*Description of the task*. Only the pictures stay out; every record is to be quoted exactly.

-------

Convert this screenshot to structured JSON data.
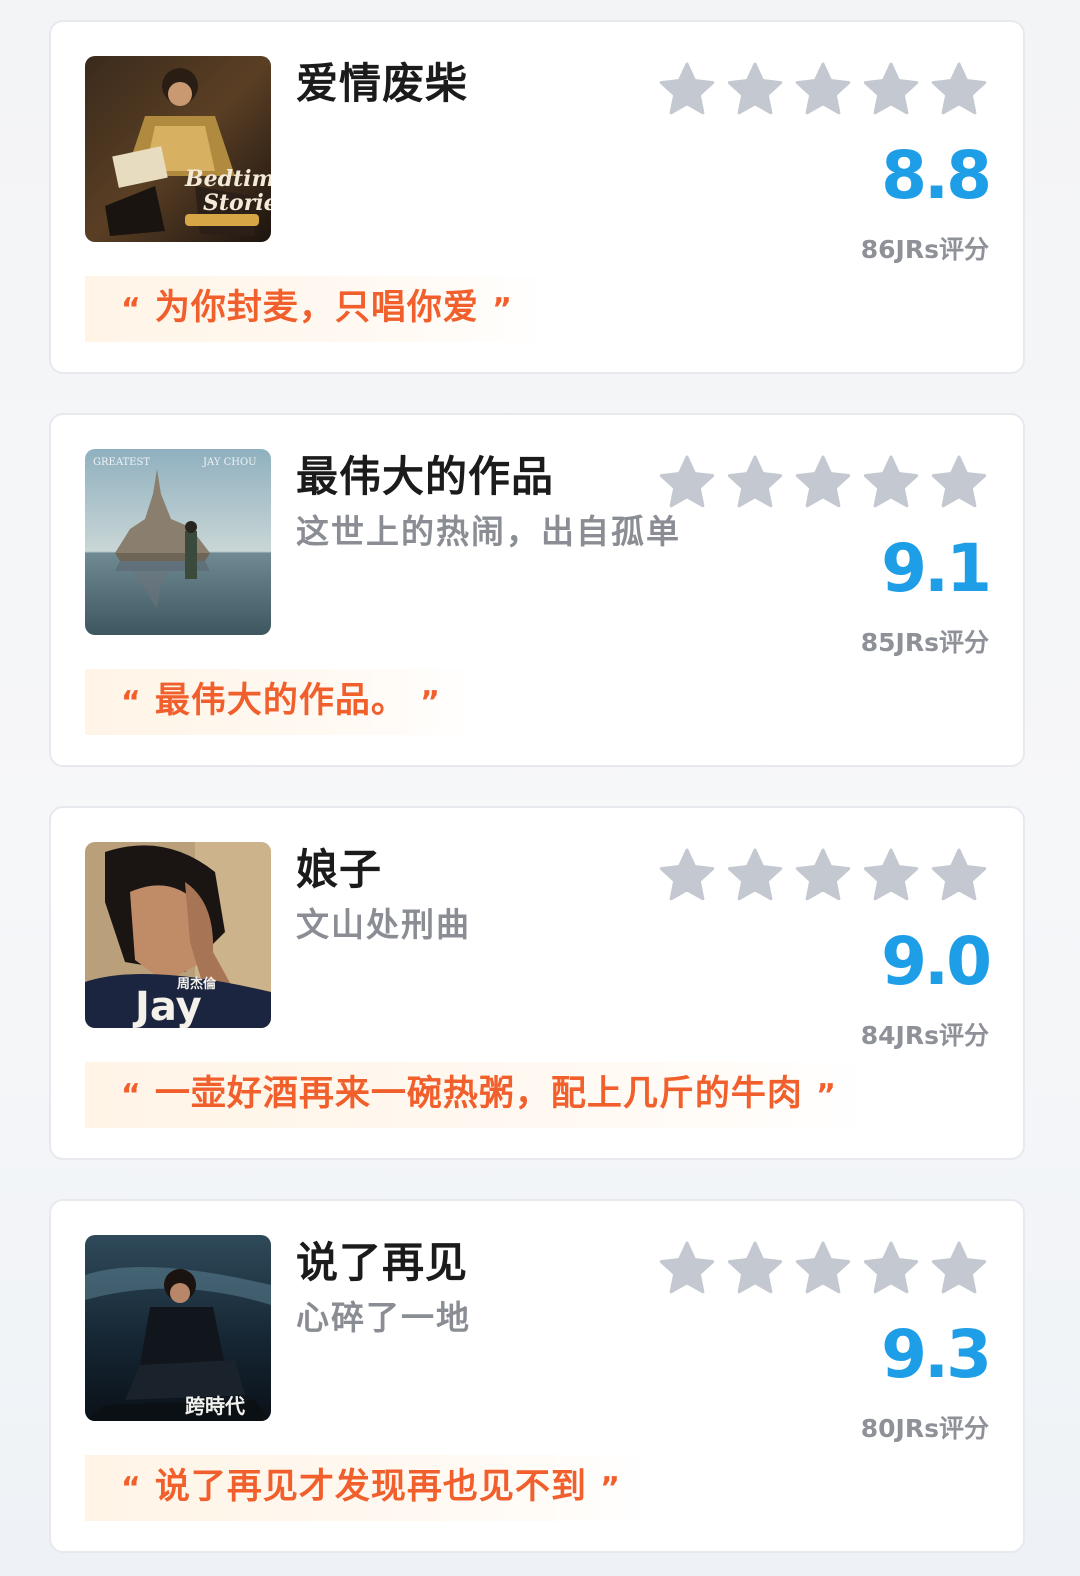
{
  "colors": {
    "score": "#1f9ee8",
    "quote_text": "#f15f2c",
    "quote_bg": "#fff4e6",
    "star": "#c4c8d0",
    "title": "#1b1b1b",
    "subtitle": "#8a8d93"
  },
  "quote_open": "“",
  "quote_close": "”",
  "songs": [
    {
      "title": "爱情废柴",
      "subtitle": "",
      "score": "8.8",
      "votes": "86JRs评分",
      "stars_filled": 0,
      "stars_total": 5,
      "quote": "为你封麦，只唱你爱",
      "cover_icon": "album-cover-bedtime-stories"
    },
    {
      "title": "最伟大的作品",
      "subtitle": "这世上的热闹，出自孤单",
      "score": "9.1",
      "votes": "85JRs评分",
      "stars_filled": 0,
      "stars_total": 5,
      "quote": "最伟大的作品。",
      "cover_icon": "album-cover-greatest-works"
    },
    {
      "title": "娘子",
      "subtitle": "文山处刑曲",
      "score": "9.0",
      "votes": "84JRs评分",
      "stars_filled": 0,
      "stars_total": 5,
      "quote": "一壶好酒再来一碗热粥，配上几斤的牛肉",
      "cover_icon": "album-cover-jay"
    },
    {
      "title": "说了再见",
      "subtitle": "心碎了一地",
      "score": "9.3",
      "votes": "80JRs评分",
      "stars_filled": 0,
      "stars_total": 5,
      "quote": "说了再见才发现再也见不到",
      "cover_icon": "album-cover-the-era"
    }
  ]
}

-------

*Task result*.
Convert this screenshot to structured JSON data.
{
  "colors": {
    "score": "#1f9ee8",
    "quote_text": "#f15f2c",
    "quote_bg": "#fff4e6",
    "star": "#c4c8d0",
    "title": "#1b1b1b",
    "subtitle": "#8a8d93"
  },
  "quote_open": "“",
  "quote_close": "”",
  "songs": [
    {
      "title": "爱情废柴",
      "subtitle": "",
      "score": "8.8",
      "votes": "86JRs评分",
      "stars_filled": 0,
      "stars_total": 5,
      "quote": "为你封麦，只唱你爱",
      "cover_icon": "album-cover-bedtime-stories"
    },
    {
      "title": "最伟大的作品",
      "subtitle": "这世上的热闹，出自孤单",
      "score": "9.1",
      "votes": "85JRs评分",
      "stars_filled": 0,
      "stars_total": 5,
      "quote": "最伟大的作品。",
      "cover_icon": "album-cover-greatest-works"
    },
    {
      "title": "娘子",
      "subtitle": "文山处刑曲",
      "score": "9.0",
      "votes": "84JRs评分",
      "stars_filled": 0,
      "stars_total": 5,
      "quote": "一壶好酒再来一碗热粥，配上几斤的牛肉",
      "cover_icon": "album-cover-jay"
    },
    {
      "title": "说了再见",
      "subtitle": "心碎了一地",
      "score": "9.3",
      "votes": "80JRs评分",
      "stars_filled": 0,
      "stars_total": 5,
      "quote": "说了再见才发现再也见不到",
      "cover_icon": "album-cover-the-era"
    }
  ]
}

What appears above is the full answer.